the new orleans store

the new orleans store


The Frugal Shrink said...

I'm pretty sure Stuff multiplies when we're not looking. Or at least that's what I tell myself. ;) Way to go, Miss Em! $600 is an impressive number.

Miser Mom said...

My dad used to say, "Stuff expands to fill all available space." I'm glad you had help de-expanding things.

Every time I spend a day carting things away from the house, I think to myself, "When did I ever bring this all in???" I know I must have, but it seems so effortless to get stuff, and so difficult to get rid of it!

Gam Kau said...

Miss. Em is a handy young woman to have around! She should consider opening a business. There are many people who list things on ebay for others and take a cut, but Miss. Em can expand the concept to other venues.

Duchesse said...

I'm sure you know the "one thing in=one thing out rule; it works!

We buy too much stuff, for so many reasons! Once you decide to change that, you will not need to spend your limited time (or hers) running around and posting on sites to sell it. Or maybe you find that fun!

You made a bit of cash, but how much did you initially spend on all that stuff?

Atlantic said...

In reply to Duchesse:

My guess is that they spent way less than $600 on all they sold...and had some fun acquiring it. Some good old mother daughter bonding and chatting time. Some zen destressing at Goodwill (more harmless than many other people's coping mechanisms). That too is worth something even if hard to quantify! Result = too much stuff. yes. But not the end of the world. And if a bout of minimalism hits it can all be loaded into the car and hauled to Goodwill...they have a great return policy.

Duchesse said...

Atlntic: Yes, shopping (at any kind of store) can be fun and bonding. However, I am responding to Frugal Scholar's last question, "Why do I still have too much stuff"?

A "bout of minimalism" is an novel way of describing the determination to live with (pretty much) only what one needs.

Sometimes you can sell a used item and make a profit, but it's not the usual outcome.

Frugal Scholar said...
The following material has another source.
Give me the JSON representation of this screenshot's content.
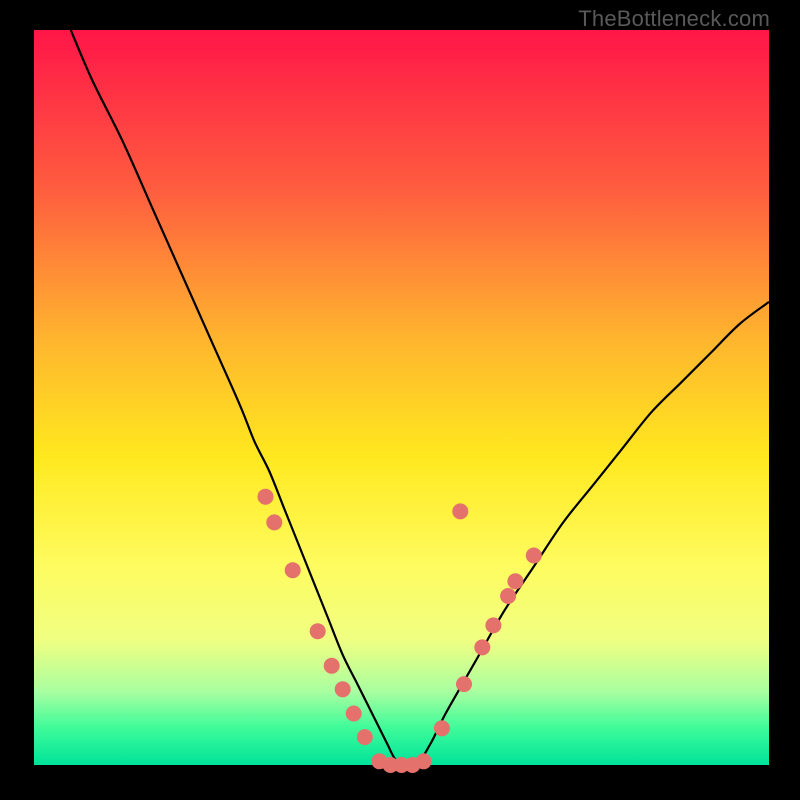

@FS--It's all those $1-$3 items--I know you understand!
@MM--So true, sister. At least you ahve a large family of worthy recipients.
@GK-She has many talents, it is true. It would be a good way to make some money while she's trying to enter the art world.
@Duchesse--i definitely lack your discipline. And it is kind of fun. For me.
@Atlantic--We may well ahve made a bit of money--not really sure. Plus, we sent a lot of nice things BACK to the thrift shops for re-resale. These are all excuses, I'm afraid.

Anonymous said...

Thanks for the link, FS! I tried to comment last week but got scuttled. I don't really track everything but I like to give that impression :)
Here are two posts about tracking things:
All the Potential Things to Track:
Things I Actually Track (I have long since given up tracking food and exercise):
So far I haven't committed to making any money from clutter because of the time it takes, but your stuff has paid off (versus donating it).